Opening up the case of the Kingston V100 to access the guts is a mere matter of removing four Allen hex head screws once the pesky warranty sticker is summarily dispatched. Resting against the controller is a bubble gun pink thermal pad that helps dissipate heat and reduce physical shock.
On one side of the PCB board we find eight of the sixteen NAND flash chips along with a small cache chip near the corner.
A closer look at the 64MB of SDRAM cache, which sits at a 45 degree angle on the board, reveals it is manufactured by Mira. The cache helps buffer data to prevent the drive stuttering that plagued many of the early consumer drives. As a point of reference, the faster V+ 100 drives actually carry a 128MB controller.
The NAND flash is of the MLC 32nm variety and Toshiba in manufacture. Each chip is 8GB in density for a total of 128GB on board.
The flip side yields a similar view except rather than a cache chip, we find the drive controller perched at a 45 degree angle to the PCB, located in the center nearest to the SATA 3Gbps interface.
Thanks to the thermal pad, the etching is a bit tough to make out. The part number on the chip itself is actually TC58NCF618GBT and also carries the Toshiba brand. The ‘618’ in the part number references the fact that this is the JMF618 controller we have seen before which is essentially a JMicron JMF612 controller carrying the Toshiba brand.
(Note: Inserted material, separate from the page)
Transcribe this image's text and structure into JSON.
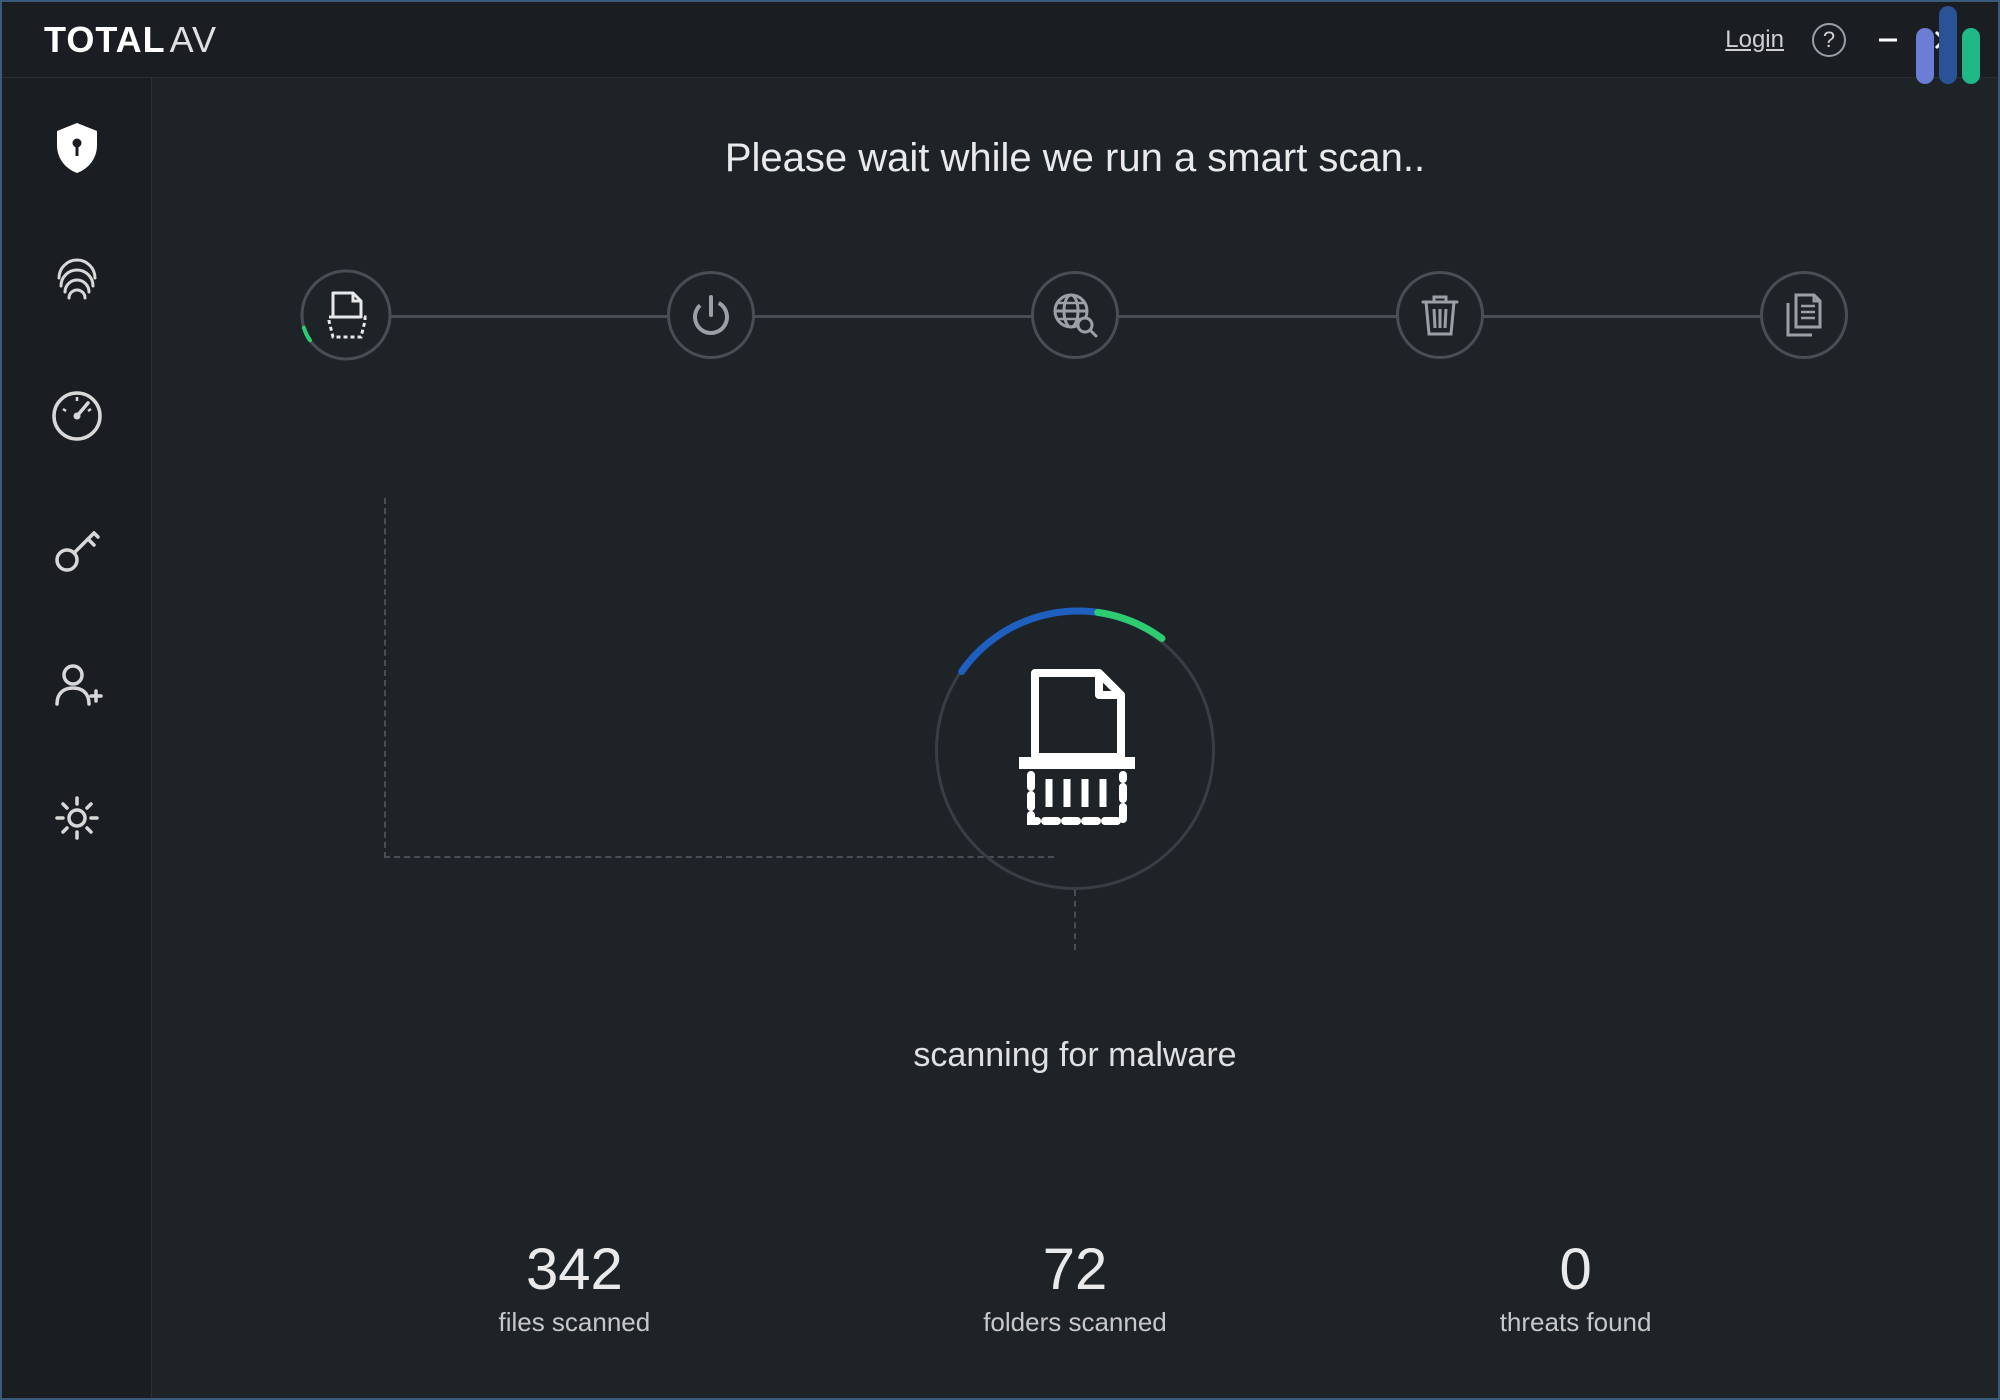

We’ve seen this before on other V Series drives and it does support TRIM and somewhat aggressive idle garbage collection.